EspañolBrazil and Uruguay are losing patience with Argentina, as Buenos Aires hinders a long-awaited free-trade agreement between regional trade bloc Mercosur and the European Union under negotiation since 1999.
Armando Monteiro Neto, Brazilian minister of development, industry, and trade, seized the opportunity during a seminar in Rio de Janeiro on Monday to call for an end to a policy that requires Mercosur members to negotiate agreements collectively as a bloc.
He further suggested that Brazil could go it alone and negotiate its own trade deal with the EU.
“Brazil has made important developments with Mercosur. It has been a long institutional development. We recognize Mercosur as something important, but Mercosur cannot impede the possibility of Brazil seeking entry into other trade blocs,” stated Monteiro Neto, a former president of the Brazilian National Industry Confederation.
“Our alliance is unbreakable, but it is always important to debate the nature of the relationship,” he added.
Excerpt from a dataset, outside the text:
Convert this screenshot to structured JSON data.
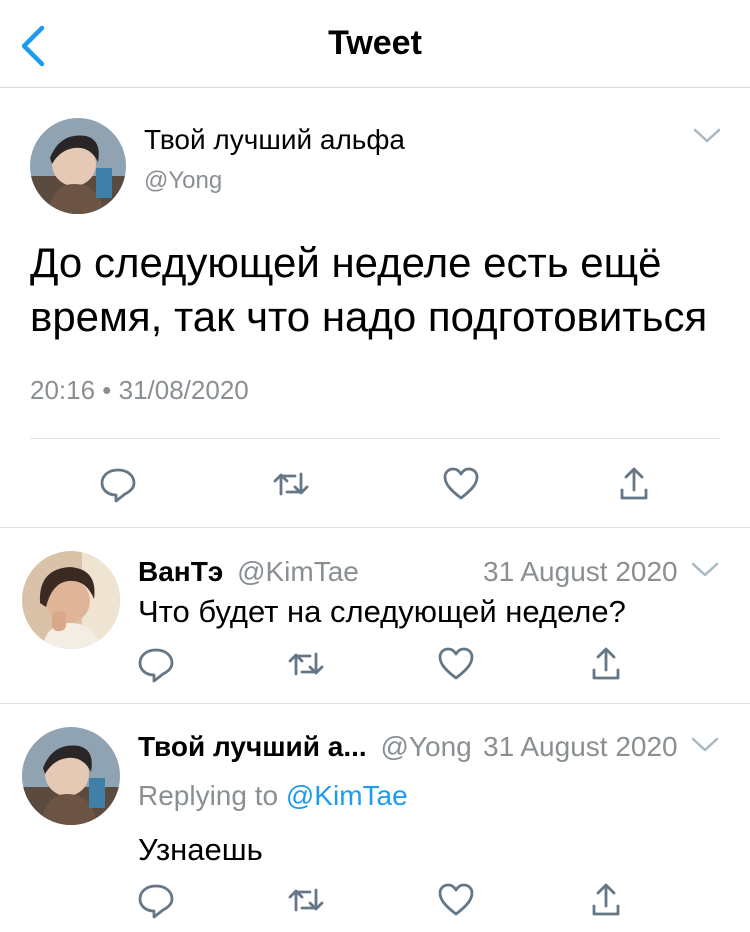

Monteiro Neto endorsed a shift by the administration of President Dilma Rousseff away from the protectionist stance espoused by Argentina.
Uruguayan President Tabaré Vázquez supported Monteiro Neto’s position, suggesting in a statement issued on Monday that if member countries of Mercosur cannot agree on an agreement with the EU, each one should consider “proceeding in a different manner.”
Paraguayan President Horacio Cartes meanwhile expressed his country’s preference for “a single speed” in reaching a joint agreement, although he emphasized the importance of expanding commercial ties with other countries.
Since 1999, Mercosur and the EU have been intermittently negotiating a free trade agreement that would streamline trade flows between the economic blocs. Nevertheless, differences in the industrial and agricultural complexion of the two regions, coupled with Argentina’s resistance to opening up its economy, have frustrated efforts to reach an agreement.
The heads of Latin American states and their European partners are to attend a summit on June 11 between the European Union and the Community of Latin American and Caribbean States (CELAC) in Brussels, Belgium, where they will address the gridlock in negotiations.